IMPORTANT: At the end of your file after the namespace is closed, add the
For this you will need to include the
"pluginlib/class_list_macros.hpp"header. As first parameters you should provide exact hardware interface class, e.g.,
<my_hardware_interface_package>::<RobotHardwareInterfaceName>, and as second the base class, i.e.,
Writing export definition for pluginlib
<my_hardware_interface_package>.xmlfile in the package and add a definition of the library and hardware interface’s class which has to be visible for the pluginlib. The easiest way to do that is to check definition for mock components in the hardware_interface mock_components section.
Usually, the plugin name is defined by the package (namespace) and the class name, e.g.,
<my_hardware_interface_package>/<RobotHardwareInterfaceName>. This name defines the hardware interface’s type when the resource manager searches for it. The other two parameters have to correspond to the definition done in the macro at the bottom of the
Writing a simple test to check if the controller can be found and loaded
Create the folder
testin your package, if it does not exist already, and add a file named
You can copy the
load_generic_system_2dofcontent defined in the test_generic_system.cpp package.
Change the name of the copied test and in the last line, where hardware interface type is specified put the name defined in
Add compile directives into ``CMakeLists.txt`` file
Under the line
find_package(ament_cmake REQUIRED)add further dependencies. Those are at least:
Add a compile directive for a shared library providing the
<robot_hardware_interface_name>.cppfile as the source.
Add targeted include directories for the library. This is usually only
Add ament dependencies needed by the library. You should add at least those listed under 1.
Export for pluginlib description file using the following command: .. code:: cmake
Add install directives for targets and include directory.
In the test section add the following dependencies:
Add compile definitions for the tests using the
ament_add_gmockdirective. For details, see how it is done for mock hardware in the ros2_control package.
(optional) Add your hardware interface`s library into
Add dependencies into ``package.xml`` file
Add at least the following packages into
Add at least the following package into
Compiling and testing the hardware component
Now everything is ready to compile the hardware component using the

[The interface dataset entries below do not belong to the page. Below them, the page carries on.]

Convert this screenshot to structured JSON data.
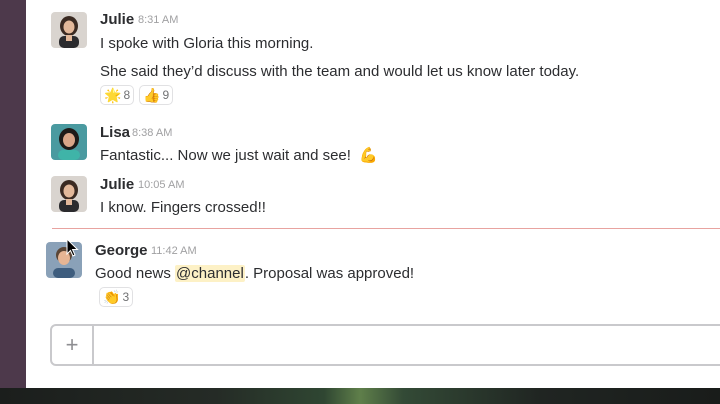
{
  "messages": [
    {
      "author": "Julie",
      "time": "8:31 AM",
      "lines": [
        "I spoke with Gloria this morning.",
        "She said they’d discuss with the team and would let us know later today."
      ],
      "reactions": [
        {
          "emoji": "🌟",
          "count": "8"
        },
        {
          "emoji": "👍",
          "count": "9"
        }
      ]
    },
    {
      "author": "Lisa",
      "time": "8:38 AM",
      "lines": [
        "Fantastic... Now we just wait and see!"
      ],
      "emoji": "💪"
    },
    {
      "author": "Julie",
      "time": "10:05 AM",
      "lines": [
        "I know. Fingers crossed!!"
      ]
    },
    {
      "author": "George",
      "time": "11:42 AM",
      "text_before": "Good news ",
      "mention": "@channel",
      "text_after": ". Proposal was approved!",
      "reactions": [
        {
          "emoji": "👏",
          "count": "3"
        }
      ]
    }
  ],
  "composer": {
    "add_icon": "plus-icon",
    "placeholder": ""
  },
  "colors": {
    "sidebar": "#4d394b",
    "new_messages_divider": "#e8a3a0",
    "mention_highlight": "#fdf1c6"
  }
}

colcon build <my_hardware_interface_package>command. Remember to go into the root of your workspace before executing this command.
If compilation was successful, source the
setup.bashfile from the install folder and execute
colcon test <my_hardware_interface_package>to check if the new controller can be found through
pluginliblibrary and be loaded by the controller manager.
That’s it! Enjoy writing great controllers!
Useful External References
The script is currently only recommended to use for Foxy, not compatible with the API from Galactic and onwards.